- [EXERCISE PROMPT] Return copies of the lines below that mention "this".

=-=-=

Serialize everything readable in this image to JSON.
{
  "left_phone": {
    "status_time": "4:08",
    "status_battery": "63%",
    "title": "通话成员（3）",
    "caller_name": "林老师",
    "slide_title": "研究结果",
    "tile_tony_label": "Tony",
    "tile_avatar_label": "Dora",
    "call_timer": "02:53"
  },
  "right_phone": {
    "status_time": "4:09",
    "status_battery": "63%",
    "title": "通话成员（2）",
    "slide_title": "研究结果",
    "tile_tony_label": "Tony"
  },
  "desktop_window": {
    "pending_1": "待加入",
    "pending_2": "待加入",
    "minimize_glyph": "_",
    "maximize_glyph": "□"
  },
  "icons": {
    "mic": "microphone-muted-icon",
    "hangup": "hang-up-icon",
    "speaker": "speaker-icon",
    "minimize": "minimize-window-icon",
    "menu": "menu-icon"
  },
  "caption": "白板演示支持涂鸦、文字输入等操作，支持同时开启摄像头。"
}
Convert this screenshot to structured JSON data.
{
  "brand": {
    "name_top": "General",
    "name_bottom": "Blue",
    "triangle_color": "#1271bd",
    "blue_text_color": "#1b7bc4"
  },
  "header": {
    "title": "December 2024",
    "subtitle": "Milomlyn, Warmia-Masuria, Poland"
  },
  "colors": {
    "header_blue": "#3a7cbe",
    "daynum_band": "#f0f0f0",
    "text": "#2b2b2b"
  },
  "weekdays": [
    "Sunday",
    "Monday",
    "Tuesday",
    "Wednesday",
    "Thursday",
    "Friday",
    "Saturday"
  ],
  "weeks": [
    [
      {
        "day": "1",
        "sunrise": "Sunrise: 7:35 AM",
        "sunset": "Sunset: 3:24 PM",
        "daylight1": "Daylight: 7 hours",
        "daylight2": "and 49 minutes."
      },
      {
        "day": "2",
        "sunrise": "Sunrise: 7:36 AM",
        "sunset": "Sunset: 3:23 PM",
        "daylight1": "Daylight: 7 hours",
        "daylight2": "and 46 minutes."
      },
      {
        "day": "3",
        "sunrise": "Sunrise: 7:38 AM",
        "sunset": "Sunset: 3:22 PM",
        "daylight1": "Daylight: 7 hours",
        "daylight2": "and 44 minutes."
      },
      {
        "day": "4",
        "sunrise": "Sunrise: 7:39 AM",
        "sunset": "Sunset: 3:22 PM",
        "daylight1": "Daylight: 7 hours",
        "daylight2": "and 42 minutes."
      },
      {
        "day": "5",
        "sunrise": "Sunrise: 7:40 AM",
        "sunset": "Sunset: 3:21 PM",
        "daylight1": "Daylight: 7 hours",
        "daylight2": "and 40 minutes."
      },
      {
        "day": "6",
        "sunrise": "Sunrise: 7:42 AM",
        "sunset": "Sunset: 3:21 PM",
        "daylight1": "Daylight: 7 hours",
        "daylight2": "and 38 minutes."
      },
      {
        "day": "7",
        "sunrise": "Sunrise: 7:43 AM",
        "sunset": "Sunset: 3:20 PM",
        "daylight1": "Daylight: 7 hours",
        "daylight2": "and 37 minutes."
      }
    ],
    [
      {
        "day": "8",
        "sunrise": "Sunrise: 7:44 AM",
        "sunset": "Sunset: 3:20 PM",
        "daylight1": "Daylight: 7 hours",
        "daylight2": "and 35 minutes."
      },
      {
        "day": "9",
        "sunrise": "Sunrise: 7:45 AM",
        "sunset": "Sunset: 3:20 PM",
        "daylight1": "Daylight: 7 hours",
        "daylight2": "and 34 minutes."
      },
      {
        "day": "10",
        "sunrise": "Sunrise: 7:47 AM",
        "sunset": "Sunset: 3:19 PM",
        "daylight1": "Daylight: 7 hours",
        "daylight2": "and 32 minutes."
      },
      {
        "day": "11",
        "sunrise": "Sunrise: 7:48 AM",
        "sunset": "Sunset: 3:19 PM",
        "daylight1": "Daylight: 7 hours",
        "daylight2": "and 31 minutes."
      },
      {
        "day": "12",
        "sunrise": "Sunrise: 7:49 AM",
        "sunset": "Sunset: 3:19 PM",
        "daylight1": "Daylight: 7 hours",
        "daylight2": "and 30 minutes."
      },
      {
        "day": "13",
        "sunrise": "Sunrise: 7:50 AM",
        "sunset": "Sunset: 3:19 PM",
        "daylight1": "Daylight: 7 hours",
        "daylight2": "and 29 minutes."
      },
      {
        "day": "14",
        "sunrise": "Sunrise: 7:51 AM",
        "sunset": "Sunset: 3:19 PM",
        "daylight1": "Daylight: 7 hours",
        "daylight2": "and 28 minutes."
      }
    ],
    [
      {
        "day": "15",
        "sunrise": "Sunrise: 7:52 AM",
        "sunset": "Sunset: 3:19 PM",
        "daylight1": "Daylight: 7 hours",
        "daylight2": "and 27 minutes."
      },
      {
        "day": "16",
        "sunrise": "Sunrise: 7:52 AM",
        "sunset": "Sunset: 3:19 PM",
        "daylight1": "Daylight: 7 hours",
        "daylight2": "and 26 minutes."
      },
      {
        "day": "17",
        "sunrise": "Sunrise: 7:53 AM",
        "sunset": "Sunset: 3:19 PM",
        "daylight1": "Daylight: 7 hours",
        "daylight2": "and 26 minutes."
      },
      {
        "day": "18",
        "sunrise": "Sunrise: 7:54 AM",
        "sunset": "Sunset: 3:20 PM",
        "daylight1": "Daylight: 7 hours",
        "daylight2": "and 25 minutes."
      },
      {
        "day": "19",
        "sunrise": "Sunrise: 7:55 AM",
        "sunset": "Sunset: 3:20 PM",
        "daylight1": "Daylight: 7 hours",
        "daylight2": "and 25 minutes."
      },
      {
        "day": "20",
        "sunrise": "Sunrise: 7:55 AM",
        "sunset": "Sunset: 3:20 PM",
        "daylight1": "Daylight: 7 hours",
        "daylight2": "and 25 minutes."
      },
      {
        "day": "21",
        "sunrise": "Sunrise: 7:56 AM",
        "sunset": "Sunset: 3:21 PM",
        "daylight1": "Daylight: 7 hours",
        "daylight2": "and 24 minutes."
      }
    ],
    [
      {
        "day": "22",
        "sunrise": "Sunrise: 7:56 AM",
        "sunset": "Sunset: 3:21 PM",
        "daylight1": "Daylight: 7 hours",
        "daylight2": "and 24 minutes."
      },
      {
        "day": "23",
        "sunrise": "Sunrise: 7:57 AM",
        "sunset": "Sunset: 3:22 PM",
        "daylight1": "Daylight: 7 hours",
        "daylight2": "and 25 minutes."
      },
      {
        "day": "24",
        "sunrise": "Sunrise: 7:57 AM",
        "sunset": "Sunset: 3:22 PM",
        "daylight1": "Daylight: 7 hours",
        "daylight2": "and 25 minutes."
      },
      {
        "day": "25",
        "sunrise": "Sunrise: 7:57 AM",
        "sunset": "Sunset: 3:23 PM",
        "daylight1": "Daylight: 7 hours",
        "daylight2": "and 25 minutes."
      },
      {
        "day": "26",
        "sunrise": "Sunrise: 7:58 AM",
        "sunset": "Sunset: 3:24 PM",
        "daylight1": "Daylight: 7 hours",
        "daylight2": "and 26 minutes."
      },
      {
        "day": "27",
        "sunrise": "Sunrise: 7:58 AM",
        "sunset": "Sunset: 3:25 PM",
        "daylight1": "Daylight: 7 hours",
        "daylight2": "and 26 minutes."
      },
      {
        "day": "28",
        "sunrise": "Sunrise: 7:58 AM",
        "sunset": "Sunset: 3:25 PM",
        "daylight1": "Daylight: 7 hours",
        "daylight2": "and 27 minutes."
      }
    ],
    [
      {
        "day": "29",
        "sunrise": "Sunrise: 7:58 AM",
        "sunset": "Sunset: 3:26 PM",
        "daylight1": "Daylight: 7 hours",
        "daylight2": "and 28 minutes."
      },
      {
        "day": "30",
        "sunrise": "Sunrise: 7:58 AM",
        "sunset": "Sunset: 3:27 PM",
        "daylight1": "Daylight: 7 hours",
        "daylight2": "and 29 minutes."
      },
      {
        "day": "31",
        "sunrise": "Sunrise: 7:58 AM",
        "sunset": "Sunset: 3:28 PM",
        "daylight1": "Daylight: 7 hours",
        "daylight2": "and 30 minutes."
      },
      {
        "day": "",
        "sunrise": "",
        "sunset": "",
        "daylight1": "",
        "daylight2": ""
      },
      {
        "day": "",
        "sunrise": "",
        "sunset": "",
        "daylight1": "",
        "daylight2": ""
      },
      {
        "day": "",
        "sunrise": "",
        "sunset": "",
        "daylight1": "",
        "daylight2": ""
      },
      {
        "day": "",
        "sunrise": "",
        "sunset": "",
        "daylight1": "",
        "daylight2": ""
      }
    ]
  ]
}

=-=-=

- [ANSWER BOX]
Serialize everything readable in this image to JSON.
Convert this screenshot to structured JSON data.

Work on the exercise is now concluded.